The UN HRC is a body, "where rotation is the basis, like is competition for mandates." Thus, he continued, "Russia’s representation at this very important council is non-permanent," and "there is no tragedy in this break."
"It is a different topic that during the voting Russia suffered clear defamation," he said. "This is very bad and it is not to the benefit of the very election mechanism or the countries and organizations, involved in that defamation."
This approach to Russia, he continued, will remain responsibility of its opponents, "as exactly now that the wars continue in Syria in other countries of the region, HRC should maintain its respected position as a body, which represents equally different opinions and approaches."
"Whether HRC will manage to fulfil its mission by the newly-elected countries, or will it become another victim of the geopolitical games - only time will show," he said in conclusion.
It was earlier reported that Russia was not re-elected to UNHRC and will leave it after its mandate expires at the end of 2016. During the voting that took place at UN General Assembly on Friday, Russia’s candidacy was supported by 112 member countries, while its rivals in the East European group - Hungary and Croatia - earned 144 and 114 votes respectively.
In total, 14 HRC members were elected for the three-year term. From the African group, Egypt, Rwanda and Tunisia were elected; from the Asia Pacific group - Iraq, China, Saudi Arabia and Japan; from Latin American group - Brazil and Cuba; from West European and other countries group - UK and US.

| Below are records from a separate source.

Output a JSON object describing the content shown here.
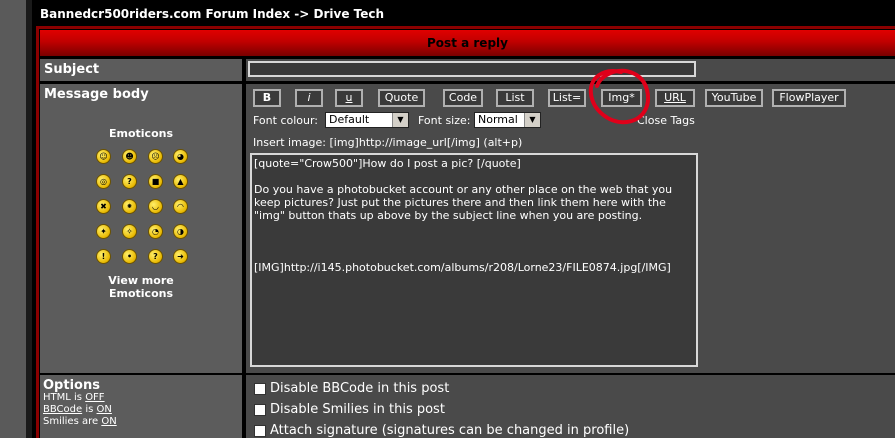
{
  "breadcrumb": "Bannedcr500riders.com Forum Index -> Drive Tech",
  "header": {
    "title": "Post a reply"
  },
  "subject": {
    "label": "Subject",
    "value": ""
  },
  "message": {
    "label": "Message body"
  },
  "toolbar": {
    "buttons": [
      "B",
      "i",
      "u",
      "Quote",
      "Code",
      "List",
      "List=",
      "Img*",
      "URL",
      "YouTube",
      "FlowPlayer"
    ],
    "font_colour_label": "Font colour:",
    "font_colour_value": "Default",
    "font_size_label": "Font size:",
    "font_size_value": "Normal",
    "close_tags": "Close Tags",
    "hint": "Insert image: [img]http://image_url[/img]  (alt+p)"
  },
  "emoticons": {
    "title": "Emoticons",
    "icons": [
      "smile-icon",
      "grin-icon",
      "sad-icon",
      "surprised-icon",
      "shocked-icon",
      "confused-icon",
      "cool-icon",
      "laughing-icon",
      "mad-icon",
      "razz-icon",
      "embarrassed-icon",
      "crying-icon",
      "evil-icon",
      "twisted-icon",
      "rolleyes-icon",
      "wink-icon",
      "exclaim-icon",
      "idea-icon",
      "question-icon",
      "arrow-icon"
    ],
    "view_more_line1": "View more",
    "view_more_line2": "Emoticons"
  },
  "body_text": {
    "line1": "[quote=\"Crow500\"]How do I post a pic? [/quote]",
    "line2": "Do you have a photobucket account or any other place on the web that you keep pictures? Just put the pictures there and then link them here with the \"img\" button thats up above by the subject line when you are posting.",
    "line3": "[IMG]http://i145.photobucket.com/albums/r208/Lorne23/FILE0874.jpg[/IMG]"
  },
  "options": {
    "title": "Options",
    "html_prefix": "HTML is",
    "html_state": "OFF",
    "bbcode_link": "BBCode",
    "bbcode_mid": "is",
    "bbcode_state": "ON",
    "smilies_prefix": "Smilies are",
    "smilies_state": "ON",
    "disable_bbcode": "Disable BBCode in this post",
    "disable_smilies": "Disable Smilies in this post",
    "attach_signature": "Attach signature (signatures can be changed in profile)"
  },
  "annotation_color": "#e0001a"
}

Fifteen countries will remain members of HRC until the end of 2017, including India, Nigeria and Latvia. At the end of 2018, mandates will expire for 18 countries, including Venezuela, Germany, Georgia, Kyrgyzstan, United Arab Emirates and South Korea.